- Law's colleague Buster Olney reports that the Orioles upped their offer from three to four years under the belief that the Red Sox and Blue Jays were both aggressively pursuing Jimenez. However, his sources indicate that neither club actually made an offer (Insider required). Olney points out some risks, such as Jimenez's struggles in limiting the running game, and he also opines that the O's should be more willing to lose further draft picks by pursuing Nelson Cruz, Kendrys Morales and perhaps even Stephen Drew.
- MLB.com's Britt Ghiroli runs down what the Jimenez signing means for other pitchers in the organization. Chris Tillman, Wei-Yin Chen and Miguel Gonzalez are locks (health-permitting), she writes, but Yoon, Bud Norris and out-of-options Zach Britton will battle for the fifth slot. Gausman is almost certainly ticketed for the minors, she writes. Ghiroli also reports that manager Buck Showalter said he prefers an everyday DH and that the best deals often happen in late spring, suggesting that someone such as Morales could be a fit after all.
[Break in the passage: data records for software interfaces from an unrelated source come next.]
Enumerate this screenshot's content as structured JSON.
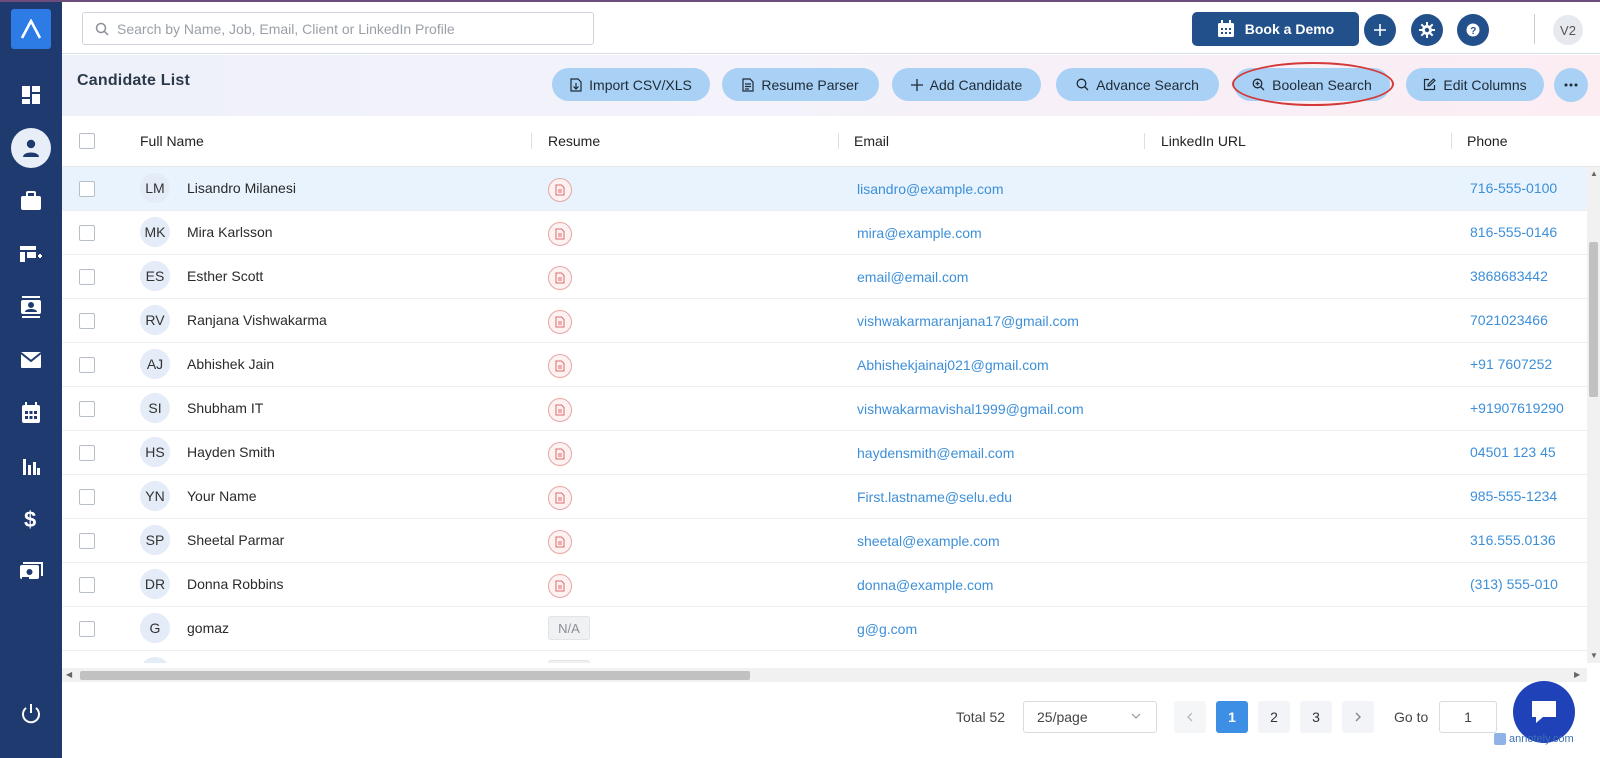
{
  "search": {
    "placeholder": "Search by Name, Job, Email, Client or LinkedIn Profile"
  },
  "header": {
    "book_demo_label": "Book a Demo",
    "user_initials": "V2"
  },
  "subbar": {
    "title": "Candidate List",
    "actions": [
      {
        "label": "Import CSV/XLS",
        "icon": "import-file-icon"
      },
      {
        "label": "Resume Parser",
        "icon": "document-icon"
      },
      {
        "label": "Add Candidate",
        "icon": "plus-icon"
      },
      {
        "label": "Advance Search",
        "icon": "search-icon"
      },
      {
        "label": "Boolean Search",
        "icon": "search-plus-icon"
      },
      {
        "label": "Edit Columns",
        "icon": "edit-icon"
      }
    ]
  },
  "table": {
    "columns": [
      "Full Name",
      "Resume",
      "Email",
      "LinkedIn URL",
      "Phone"
    ],
    "rows": [
      {
        "initials": "LM",
        "name": "Lisandro Milanesi",
        "resume": true,
        "email": "lisandro@example.com",
        "phone": "716-555-0100"
      },
      {
        "initials": "MK",
        "name": "Mira Karlsson",
        "resume": true,
        "email": "mira@example.com",
        "phone": "816-555-0146"
      },
      {
        "initials": "ES",
        "name": "Esther Scott",
        "resume": true,
        "email": "email@email.com",
        "phone": "3868683442"
      },
      {
        "initials": "RV",
        "name": "Ranjana Vishwakarma",
        "resume": true,
        "email": "vishwakarmaranjana17@gmail.com",
        "phone": "7021023466"
      },
      {
        "initials": "AJ",
        "name": "Abhishek Jain",
        "resume": true,
        "email": "Abhishekjainaj021@gmail.com",
        "phone": "+91 7607252"
      },
      {
        "initials": "SI",
        "name": "Shubham IT",
        "resume": true,
        "email": "vishwakarmavishal1999@gmail.com",
        "phone": "+91907619290"
      },
      {
        "initials": "HS",
        "name": "Hayden Smith",
        "resume": true,
        "email": "haydensmith@email.com",
        "phone": "04501 123 45"
      },
      {
        "initials": "YN",
        "name": "Your Name",
        "resume": true,
        "email": "First.lastname@selu.edu",
        "phone": "985-555-1234"
      },
      {
        "initials": "SP",
        "name": "Sheetal Parmar",
        "resume": true,
        "email": "sheetal@example.com",
        "phone": "316.555.0136"
      },
      {
        "initials": "DR",
        "name": "Donna Robbins",
        "resume": true,
        "email": "donna@example.com",
        "phone": "(313) 555-010"
      },
      {
        "initials": "G",
        "name": "gomaz",
        "resume": false,
        "resume_na": "N/A",
        "email": "g@g.com",
        "phone": ""
      }
    ]
  },
  "pagination": {
    "total_label": "Total 52",
    "page_size": "25/page",
    "pages": [
      "1",
      "2",
      "3"
    ],
    "current_page": "1",
    "goto_label": "Go to",
    "goto_value": "1"
  },
  "watermark": "annotely.com",
  "colors": {
    "sidebar": "#1f3a6e",
    "primary": "#22508a",
    "action_button": "#a9d1f5",
    "link": "#3d8fd8",
    "highlight_ring": "#d23a3a"
  }
}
- The Jimenez signing should help to discredit the feeling that Orioles owner Peter Angelos is not willing to spend to win, writes the Baltimore Sun's Peter Schmuck.
- The Sun's Eduardo A. Encina writes that the Orioles' recent international signings made it slightly easier for executive vice president Dan Duquette to surrender the No. 17 pick, as he felt the club added some additional high-upside talent with those moves.
- Jimenez turned his career around by relying less on his fastball and more on his offspeed stuff — most notably his splitter, writes Eno Sarris of Fangraphs. Jimenez entered the 2013 season having thrown his split just three percent of the time over his career but threw it 14 percent of the time in 2013 with a 17 percent swing-and-miss rate, which helped offset his diminished velocity. If that trend continues, the $12.5MM annual value can be a bargain, Sarris concludes.
- The Orioles and Jimenez have been working on this deal for a long time, but things came together quickly yesterday when Baltimore conceded and added a fourth year, writes MASNsport.com's Roch Kubatko.
- Joel Sherman of the New York Post tweets that with Jimenez and Matt Garza each landing four-year, $50MM contracts, Ervin Santana's agents now have a great deal of pressure in trying to match that figure. Sherman also spoke to an executive who called Jimenez the "ultimate crapshoot," noting that Baltimore could be getting a star or a bust. That same exec wondered if Jimenez will struggle facing more patient lineups in the AL East (Twitter links).